#### WHAT TO PRODUCE:
Extract every line of the material below and reproduce it faithfully.

#### DATA TO PROCESS:

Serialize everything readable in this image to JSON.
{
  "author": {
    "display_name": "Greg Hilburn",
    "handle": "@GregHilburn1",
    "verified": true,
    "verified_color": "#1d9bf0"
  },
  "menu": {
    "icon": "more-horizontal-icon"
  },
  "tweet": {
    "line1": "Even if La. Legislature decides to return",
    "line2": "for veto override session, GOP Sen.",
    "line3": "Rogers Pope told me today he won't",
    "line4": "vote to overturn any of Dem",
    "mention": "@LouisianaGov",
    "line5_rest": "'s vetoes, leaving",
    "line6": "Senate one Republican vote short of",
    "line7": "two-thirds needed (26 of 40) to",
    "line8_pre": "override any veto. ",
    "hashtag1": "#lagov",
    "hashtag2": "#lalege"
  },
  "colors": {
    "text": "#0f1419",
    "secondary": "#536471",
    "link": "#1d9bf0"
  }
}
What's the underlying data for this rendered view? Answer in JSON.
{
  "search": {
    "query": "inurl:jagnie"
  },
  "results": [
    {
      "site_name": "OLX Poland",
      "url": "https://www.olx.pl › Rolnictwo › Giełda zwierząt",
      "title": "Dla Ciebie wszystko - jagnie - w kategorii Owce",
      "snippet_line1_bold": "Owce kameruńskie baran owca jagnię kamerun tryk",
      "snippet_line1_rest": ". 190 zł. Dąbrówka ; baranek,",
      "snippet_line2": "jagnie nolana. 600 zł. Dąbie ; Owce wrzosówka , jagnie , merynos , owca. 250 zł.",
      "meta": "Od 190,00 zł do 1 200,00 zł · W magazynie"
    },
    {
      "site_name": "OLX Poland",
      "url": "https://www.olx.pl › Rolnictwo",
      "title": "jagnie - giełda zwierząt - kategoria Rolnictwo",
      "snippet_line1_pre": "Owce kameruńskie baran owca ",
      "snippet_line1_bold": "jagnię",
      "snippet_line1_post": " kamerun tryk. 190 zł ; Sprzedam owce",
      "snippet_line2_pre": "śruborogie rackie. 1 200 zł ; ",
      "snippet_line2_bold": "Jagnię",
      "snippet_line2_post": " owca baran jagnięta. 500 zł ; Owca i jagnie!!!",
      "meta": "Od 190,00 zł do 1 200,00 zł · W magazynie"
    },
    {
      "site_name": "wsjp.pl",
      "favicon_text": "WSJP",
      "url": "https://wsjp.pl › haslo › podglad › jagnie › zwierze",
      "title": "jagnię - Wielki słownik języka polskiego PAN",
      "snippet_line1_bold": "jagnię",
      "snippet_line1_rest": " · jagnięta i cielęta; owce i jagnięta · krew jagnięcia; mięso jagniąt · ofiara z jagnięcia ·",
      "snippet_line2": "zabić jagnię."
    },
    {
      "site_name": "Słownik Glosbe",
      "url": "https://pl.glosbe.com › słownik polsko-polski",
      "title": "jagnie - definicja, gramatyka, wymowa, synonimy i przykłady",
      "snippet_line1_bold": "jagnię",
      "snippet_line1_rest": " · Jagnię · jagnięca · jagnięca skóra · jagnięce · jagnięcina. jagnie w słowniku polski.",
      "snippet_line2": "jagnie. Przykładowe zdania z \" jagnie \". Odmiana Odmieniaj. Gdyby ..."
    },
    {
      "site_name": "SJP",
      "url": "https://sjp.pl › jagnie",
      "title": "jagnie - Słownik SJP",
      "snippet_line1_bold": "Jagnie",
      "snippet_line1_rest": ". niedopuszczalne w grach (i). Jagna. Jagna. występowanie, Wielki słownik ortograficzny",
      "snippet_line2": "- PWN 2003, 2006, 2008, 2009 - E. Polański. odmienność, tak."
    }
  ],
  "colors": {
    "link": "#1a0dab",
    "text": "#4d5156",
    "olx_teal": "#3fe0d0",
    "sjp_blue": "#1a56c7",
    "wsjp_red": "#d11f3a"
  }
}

#### COMPLETED EXERCISE:
Serialize everything readable in this image to JSON.
{
  "author": {
    "display_name": "Greg Hilburn",
    "handle": "@GregHilburn1",
    "verified": true,
    "verified_color": "#1d9bf0"
  },
  "menu": {
    "icon": "more-horizontal-icon"
  },
  "tweet": {
    "line1": "Even if La. Legislature decides to return",
    "line2": "for veto override session, GOP Sen.",
    "line3": "Rogers Pope told me today he won't",
    "line4": "vote to overturn any of Dem",
    "mention": "@LouisianaGov",
    "line5_rest": "'s vetoes, leaving",
    "line6": "Senate one Republican vote short of",
    "line7": "two-thirds needed (26 of 40) to",
    "line8_pre": "override any veto. ",
    "hashtag1": "#lagov",
    "hashtag2": "#lalege"
  },
  "colors": {
    "text": "#0f1419",
    "secondary": "#536471",
    "link": "#1d9bf0"
  }
}
What's the underlying data for this rendered view? Answer in JSON.
{
  "search": {
    "query": "inurl:jagnie"
  },
  "results": [
    {
      "site_name": "OLX Poland",
      "url": "https://www.olx.pl › Rolnictwo › Giełda zwierząt",
      "title": "Dla Ciebie wszystko - jagnie - w kategorii Owce",
      "snippet_line1_bold": "Owce kameruńskie baran owca jagnię kamerun tryk",
      "snippet_line1_rest": ". 190 zł. Dąbrówka ; baranek,",
      "snippet_line2": "jagnie nolana. 600 zł. Dąbie ; Owce wrzosówka , jagnie , merynos , owca. 250 zł.",
      "meta": "Od 190,00 zł do 1 200,00 zł · W magazynie"
    },
    {
      "site_name": "OLX Poland",
      "url": "https://www.olx.pl › Rolnictwo",
      "title": "jagnie - giełda zwierząt - kategoria Rolnictwo",
      "snippet_line1_pre": "Owce kameruńskie baran owca ",
      "snippet_line1_bold": "jagnię",
      "snippet_line1_post": " kamerun tryk. 190 zł ; Sprzedam owce",
      "snippet_line2_pre": "śruborogie rackie. 1 200 zł ; ",
      "snippet_line2_bold": "Jagnię",
      "snippet_line2_post": " owca baran jagnięta. 500 zł ; Owca i jagnie!!!",
      "meta": "Od 190,00 zł do 1 200,00 zł · W magazynie"
    },
    {
      "site_name": "wsjp.pl",
      "favicon_text": "WSJP",
      "url": "https://wsjp.pl › haslo › podglad › jagnie › zwierze",
      "title": "jagnię - Wielki słownik języka polskiego PAN",
      "snippet_line1_bold": "jagnię",
      "snippet_line1_rest": " · jagnięta i cielęta; owce i jagnięta · krew jagnięcia; mięso jagniąt · ofiara z jagnięcia ·",
      "snippet_line2": "zabić jagnię."
    },
    {
      "site_name": "Słownik Glosbe",
      "url": "https://pl.glosbe.com › słownik polsko-polski",
      "title": "jagnie - definicja, gramatyka, wymowa, synonimy i przykłady",
      "snippet_line1_bold": "jagnię",
      "snippet_line1_rest": " · Jagnię · jagnięca · jagnięca skóra · jagnięce · jagnięcina. jagnie w słowniku polski.",
      "snippet_line2": "jagnie. Przykładowe zdania z \" jagnie \". Odmiana Odmieniaj. Gdyby ..."
    },
    {
      "site_name": "SJP",
      "url": "https://sjp.pl › jagnie",
      "title": "jagnie - Słownik SJP",
      "snippet_line1_bold": "Jagnie",
      "snippet_line1_rest": ". niedopuszczalne w grach (i). Jagna. Jagna. występowanie, Wielki słownik ortograficzny",
      "snippet_line2": "- PWN 2003, 2006, 2008, 2009 - E. Polański. odmienność, tak."
    }
  ],
  "colors": {
    "link": "#1a0dab",
    "text": "#4d5156",
    "olx_teal": "#3fe0d0",
    "sjp_blue": "#1a56c7",
    "wsjp_red": "#d11f3a"
  }
}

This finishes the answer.